Cape Sable Island’s hipped gables, Truro’s spoke brackets, East Hants County’s corner boards designed to simulate stone, Pictou’s real stone buildings built by Scottish masons, company houses in Cape Breton, Yarmouth’s infatuation with hedges and belvederes, Amherst’s red stone, and shiplap siding in various locales all speak to a rich tapestry of architectural diversity within the province.

Returning to the south shore, that odd but lovable “Lunenburg bump”, is a great example of how a very local expression of vernacular architecture is well-documented, celebrated and even marketed in such a way that locals and visitors alike feel as though they’re in a special place.

What makes your community unique?  Identify it. Hold on to it.  If it’s lost, get it back.

Posted by Joe Aug 08, 2014 Posted in Architectural History, Built Heritage Comments Off

Spooky Architecture?

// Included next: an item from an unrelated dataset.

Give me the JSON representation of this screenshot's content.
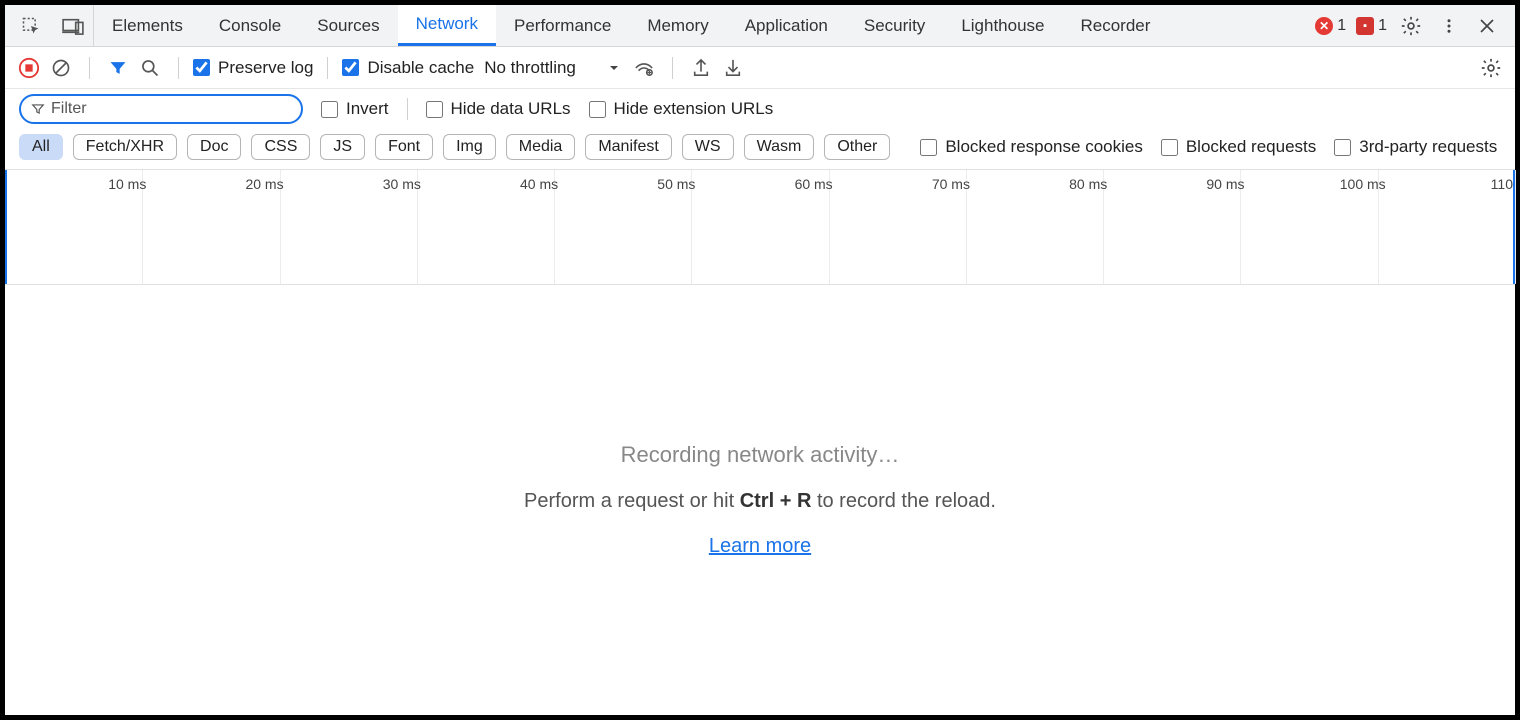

The Second Empire style of architecture has become Hollywood’s “go to” setting for tales of paranormal phenomenon and spine-tingling horror.  Todd Mansion, found in St. Stephen, New Brunswick, (pictured above) is arguably Atlantic Canada’s greatest example of Second Empire domestic architecture.  Had I taken this photo at night with a full moon hanging low over the wrought iron cresting and eerily illuminating the path to the front door, you would instantly expect that I was about to regale you with some sort of scary tale associated with the place.  Don’t worry.  Even though it is just two days before Halloween, as I write this, I do not wish to contribute to the monstrous body of irrational fears that are already associated with these nineteenth century masterpieces.   Still, it is a curious association.

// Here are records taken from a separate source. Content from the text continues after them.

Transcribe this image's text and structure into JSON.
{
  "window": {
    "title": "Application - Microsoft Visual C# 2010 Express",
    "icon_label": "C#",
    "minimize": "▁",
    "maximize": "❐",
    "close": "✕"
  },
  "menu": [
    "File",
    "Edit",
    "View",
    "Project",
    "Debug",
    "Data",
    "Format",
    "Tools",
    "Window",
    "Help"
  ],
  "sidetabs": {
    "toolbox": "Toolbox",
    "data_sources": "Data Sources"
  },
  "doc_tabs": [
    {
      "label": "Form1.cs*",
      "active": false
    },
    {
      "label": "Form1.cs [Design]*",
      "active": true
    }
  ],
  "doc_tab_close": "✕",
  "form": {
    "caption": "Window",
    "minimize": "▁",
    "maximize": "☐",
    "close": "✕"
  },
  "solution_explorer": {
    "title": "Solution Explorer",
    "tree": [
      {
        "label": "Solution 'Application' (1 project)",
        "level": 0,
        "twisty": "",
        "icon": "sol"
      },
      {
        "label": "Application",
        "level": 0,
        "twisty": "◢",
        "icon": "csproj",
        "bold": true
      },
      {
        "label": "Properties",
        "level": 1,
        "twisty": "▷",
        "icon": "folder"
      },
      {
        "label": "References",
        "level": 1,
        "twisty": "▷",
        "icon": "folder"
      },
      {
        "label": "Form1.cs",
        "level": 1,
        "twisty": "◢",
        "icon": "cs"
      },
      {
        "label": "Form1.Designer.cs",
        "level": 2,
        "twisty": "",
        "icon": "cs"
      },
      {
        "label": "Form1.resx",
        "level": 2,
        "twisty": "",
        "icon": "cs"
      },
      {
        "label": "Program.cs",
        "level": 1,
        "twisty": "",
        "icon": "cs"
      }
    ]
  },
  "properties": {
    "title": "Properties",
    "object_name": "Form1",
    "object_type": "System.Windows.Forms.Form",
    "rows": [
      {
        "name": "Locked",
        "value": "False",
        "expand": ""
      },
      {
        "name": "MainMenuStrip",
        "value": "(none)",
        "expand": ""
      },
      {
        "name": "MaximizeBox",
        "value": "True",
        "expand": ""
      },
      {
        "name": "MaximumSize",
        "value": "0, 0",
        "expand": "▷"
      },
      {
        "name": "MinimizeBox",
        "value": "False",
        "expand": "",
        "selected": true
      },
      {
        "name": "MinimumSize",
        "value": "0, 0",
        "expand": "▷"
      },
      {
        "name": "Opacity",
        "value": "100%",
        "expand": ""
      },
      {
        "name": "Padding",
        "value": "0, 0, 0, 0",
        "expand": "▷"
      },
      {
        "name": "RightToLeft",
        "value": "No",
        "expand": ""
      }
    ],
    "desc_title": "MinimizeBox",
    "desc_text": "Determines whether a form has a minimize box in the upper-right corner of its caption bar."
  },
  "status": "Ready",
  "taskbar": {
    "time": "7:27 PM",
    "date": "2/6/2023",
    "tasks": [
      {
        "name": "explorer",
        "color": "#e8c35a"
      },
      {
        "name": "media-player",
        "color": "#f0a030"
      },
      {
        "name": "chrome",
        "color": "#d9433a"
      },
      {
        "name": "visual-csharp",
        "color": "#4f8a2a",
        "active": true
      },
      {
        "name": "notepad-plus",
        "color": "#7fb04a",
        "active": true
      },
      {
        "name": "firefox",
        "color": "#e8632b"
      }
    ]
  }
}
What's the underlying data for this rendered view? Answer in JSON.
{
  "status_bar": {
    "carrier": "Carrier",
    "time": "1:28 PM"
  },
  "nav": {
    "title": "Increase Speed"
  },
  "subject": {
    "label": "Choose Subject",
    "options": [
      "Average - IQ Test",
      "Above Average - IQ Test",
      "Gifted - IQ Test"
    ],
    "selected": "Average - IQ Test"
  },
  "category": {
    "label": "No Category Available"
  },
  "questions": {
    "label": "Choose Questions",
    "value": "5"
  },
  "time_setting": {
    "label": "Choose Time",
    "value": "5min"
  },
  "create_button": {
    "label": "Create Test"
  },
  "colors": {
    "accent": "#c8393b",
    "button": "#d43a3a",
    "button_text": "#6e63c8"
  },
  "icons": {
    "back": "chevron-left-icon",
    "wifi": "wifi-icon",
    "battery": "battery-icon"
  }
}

When did pop culture first usurp this noble style and twist it into the macabre mansion of faulty electric wiring and secret passages?  And why this particular style anyway?

I’ll take a “stab” at a few answers.  Alfred Hitchcock’s 1960 thriller, Psycho, starring Anthony Perkins as Norman Bates has become so entrenched in our culture as the gold standard of the genre and progenitor of so many horror /thriller stories produced since its release, that everyone knows it – even if they’ve never actually watched it.  And the set – the Bates Motel, with that old Second Empire style house looming behind is, I hate to say it, perfect.  The choice of house is said to have been influenced by a painting by artist, Edward Hopper (1882-1967), titled “The House by the Railroad” (1925).  That house was, of course, a Second Empire house.

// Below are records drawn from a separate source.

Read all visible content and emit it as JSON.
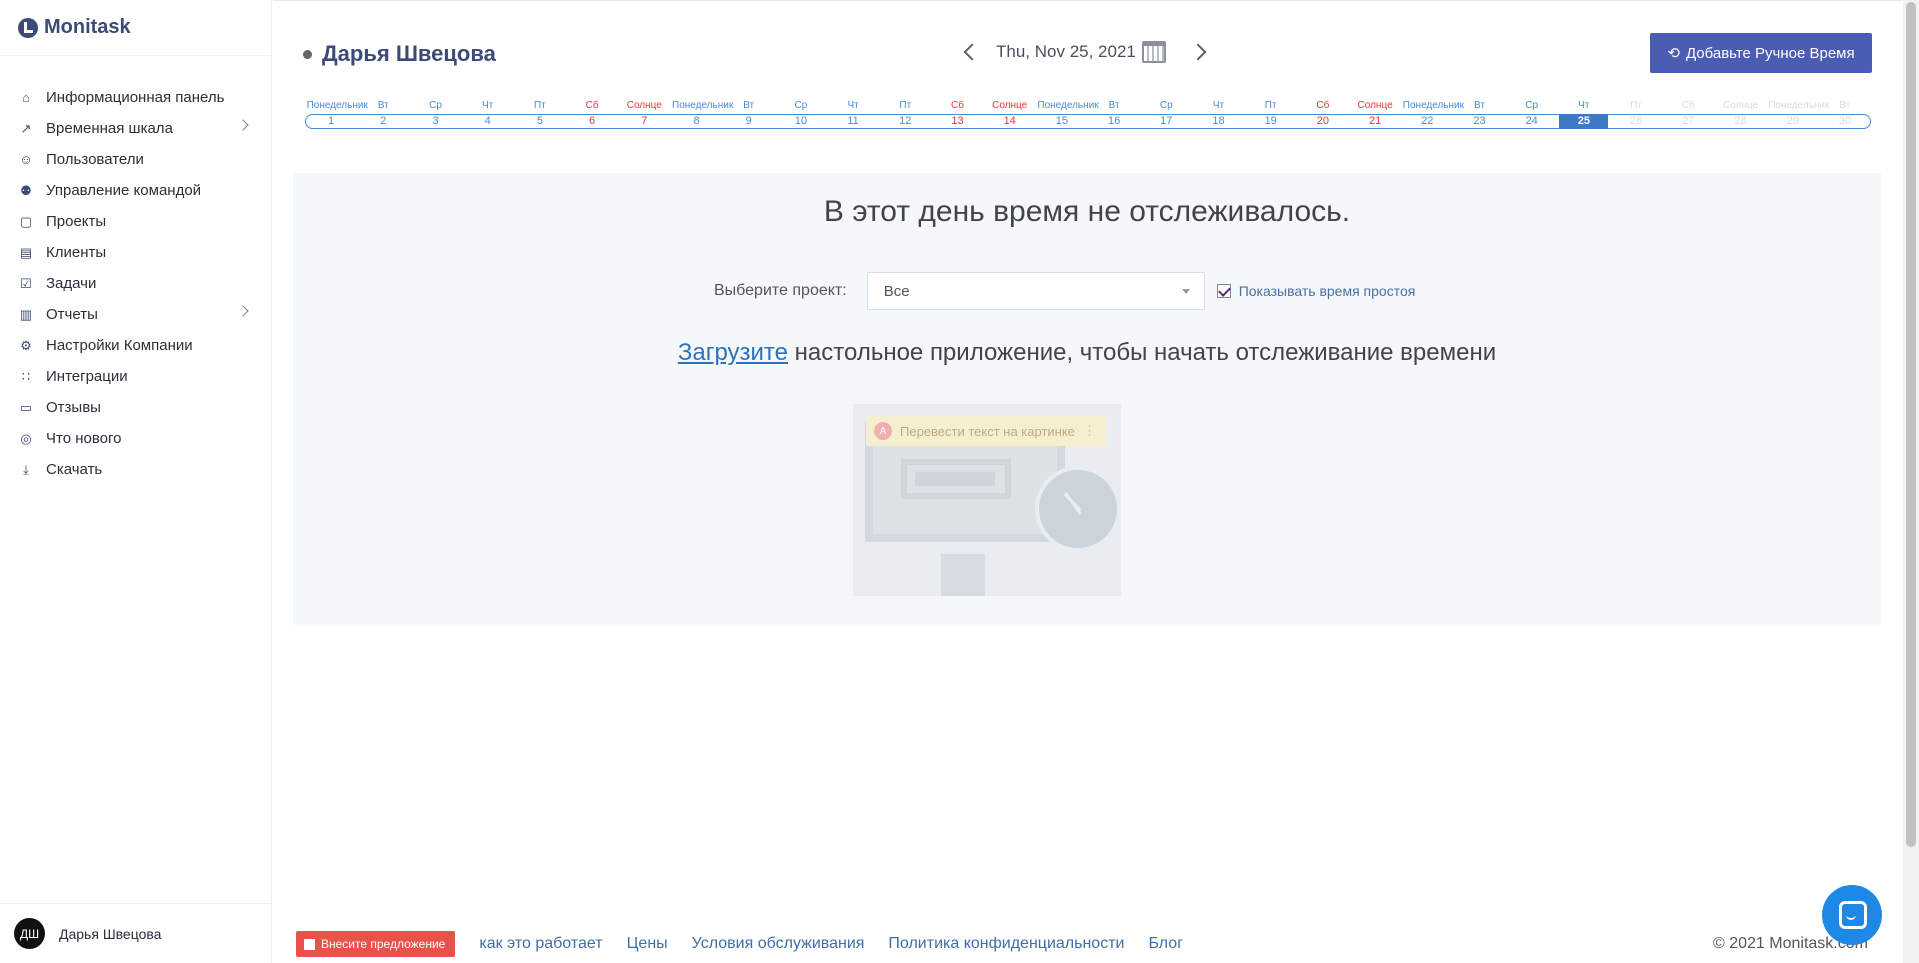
{
  "brand": {
    "name": "Monitask"
  },
  "sidebar": {
    "items": [
      {
        "label": "Информационная панель",
        "icon": "home-icon",
        "has_children": false
      },
      {
        "label": "Временная шкала",
        "icon": "trend-icon",
        "has_children": true
      },
      {
        "label": "Пользователи",
        "icon": "user-icon",
        "has_children": false
      },
      {
        "label": "Управление командой",
        "icon": "team-icon",
        "has_children": false
      },
      {
        "label": "Проекты",
        "icon": "folder-icon",
        "has_children": false
      },
      {
        "label": "Клиенты",
        "icon": "document-icon",
        "has_children": false
      },
      {
        "label": "Задачи",
        "icon": "calendar-check-icon",
        "has_children": false
      },
      {
        "label": "Отчеты",
        "icon": "chart-icon",
        "has_children": true
      },
      {
        "label": "Настройки Компании",
        "icon": "gear-icon",
        "has_children": false
      },
      {
        "label": "Интеграции",
        "icon": "grid-icon",
        "has_children": false
      },
      {
        "label": "Отзывы",
        "icon": "feedback-icon",
        "has_children": false
      },
      {
        "label": "Что нового",
        "icon": "rocket-icon",
        "has_children": false
      },
      {
        "label": "Скачать",
        "icon": "download-icon",
        "has_children": false
      }
    ],
    "user": {
      "initials": "ДШ",
      "name": "Дарья Швецова"
    }
  },
  "header": {
    "user_name": "Дарья Швецова",
    "date": "Thu, Nov 25, 2021",
    "add_time_button": "Добавьте Ручное Время"
  },
  "days": [
    {
      "name": "Понедельник",
      "num": "1",
      "type": "normal"
    },
    {
      "name": "Вт",
      "num": "2",
      "type": "normal"
    },
    {
      "name": "Ср",
      "num": "3",
      "type": "normal"
    },
    {
      "name": "Чт",
      "num": "4",
      "type": "normal"
    },
    {
      "name": "Пт",
      "num": "5",
      "type": "normal"
    },
    {
      "name": "Сб",
      "num": "6",
      "type": "weekend"
    },
    {
      "name": "Солнце",
      "num": "7",
      "type": "weekend"
    },
    {
      "name": "Понедельник",
      "num": "8",
      "type": "normal"
    },
    {
      "name": "Вт",
      "num": "9",
      "type": "normal"
    },
    {
      "name": "Ср",
      "num": "10",
      "type": "normal"
    },
    {
      "name": "Чт",
      "num": "11",
      "type": "normal"
    },
    {
      "name": "Пт",
      "num": "12",
      "type": "normal"
    },
    {
      "name": "Сб",
      "num": "13",
      "type": "weekend"
    },
    {
      "name": "Солнце",
      "num": "14",
      "type": "weekend"
    },
    {
      "name": "Понедельник",
      "num": "15",
      "type": "normal"
    },
    {
      "name": "Вт",
      "num": "16",
      "type": "normal"
    },
    {
      "name": "Ср",
      "num": "17",
      "type": "normal"
    },
    {
      "name": "Чт",
      "num": "18",
      "type": "normal"
    },
    {
      "name": "Пт",
      "num": "19",
      "type": "normal"
    },
    {
      "name": "Сб",
      "num": "20",
      "type": "weekend"
    },
    {
      "name": "Солнце",
      "num": "21",
      "type": "weekend"
    },
    {
      "name": "Понедельник",
      "num": "22",
      "type": "normal"
    },
    {
      "name": "Вт",
      "num": "23",
      "type": "normal"
    },
    {
      "name": "Ср",
      "num": "24",
      "type": "normal"
    },
    {
      "name": "Чт",
      "num": "25",
      "type": "active"
    },
    {
      "name": "Пт",
      "num": "26",
      "type": "future"
    },
    {
      "name": "Сб",
      "num": "27",
      "type": "future"
    },
    {
      "name": "Солнце",
      "num": "28",
      "type": "future"
    },
    {
      "name": "Понедельник",
      "num": "29",
      "type": "future"
    },
    {
      "name": "Вт",
      "num": "30",
      "type": "future"
    }
  ],
  "content": {
    "empty_title": "В этот день время не отслеживалось.",
    "project_label": "Выберите проект:",
    "project_value": "Все",
    "idle_checkbox_label": "Показывать время простоя",
    "idle_checked": true,
    "download_link": "Загрузите",
    "download_rest": " настольное приложение, чтобы начать отслеживание времени",
    "translate_popup": "Перевести текст на картинке"
  },
  "footer": {
    "suggest_button": "Внесите предложение",
    "links": [
      "как это работает",
      "Цены",
      "Условия обслуживания",
      "Политика конфиденциальности",
      "Блог"
    ],
    "copyright": "© 2021 Monitask.com"
  },
  "colors": {
    "brand": "#3c4a78",
    "primary_button": "#4a5cb4",
    "day_blue": "#4a8bd6",
    "weekend_red": "#e53935",
    "active_day": "#3d79c8",
    "suggest_red": "#e8524a",
    "chat_blue": "#1e88e5"
  }
}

In 1964, The Munsters aired on CBS.  Once again, a Second Empire house was chosen as the set for the creepy characters with the over-the-top Gothic appearance.

Similarly, the Addams Family’s Second Empire residence has “endeared” itself to many as that franchise successfully introduces itself to succeeding generations through cartoons, television, movies and video games.  Creator, Charles Addams (1912-1988) first brought the family to life with single panel cartoons illustrated for The New Yorker.  Perhaps the earliest and arguably the most influential depiction of the iconic haunted house in the Second Empire style is an Addams cartoon titled, Boiling Oil.  It appeared in the December 21, 1946 issue of The New YorkerBoiling Oil depicts Addams family members tipping a cauldron of hot oil onto carolers below from the top of the central tower of their Second Empire home.

By the end of the nineteenth century, the Second Empire style had fallen out of favour with architects and builders who were busy satisfying new tastes like the popular Queen Anne Revival style.  So, by the 1940s, 50s and into the 60s the once fashionable and unique Mansard roof appeared dated.  It is perhaps the distinctive roof feature that, more than anything amplified the peculiar nature of the architecture to a point that it became a likely candidate for ghosts and ghouls.  Additionally, the iron cresting generally associated with the style is reminiscent of cemetery gates.  The often generous scale of Second Empire homes also contributes to the mystery of a “typical” haunted house.  And finally, the massing and profile of the style lends itself well to the all important interplay of light and shadow – especially spectacular on dark and stormy nights.  Happy Halloween everybody.

Posted by Joe Oct 29, 2013 Posted in Atlantic Canada Comments Off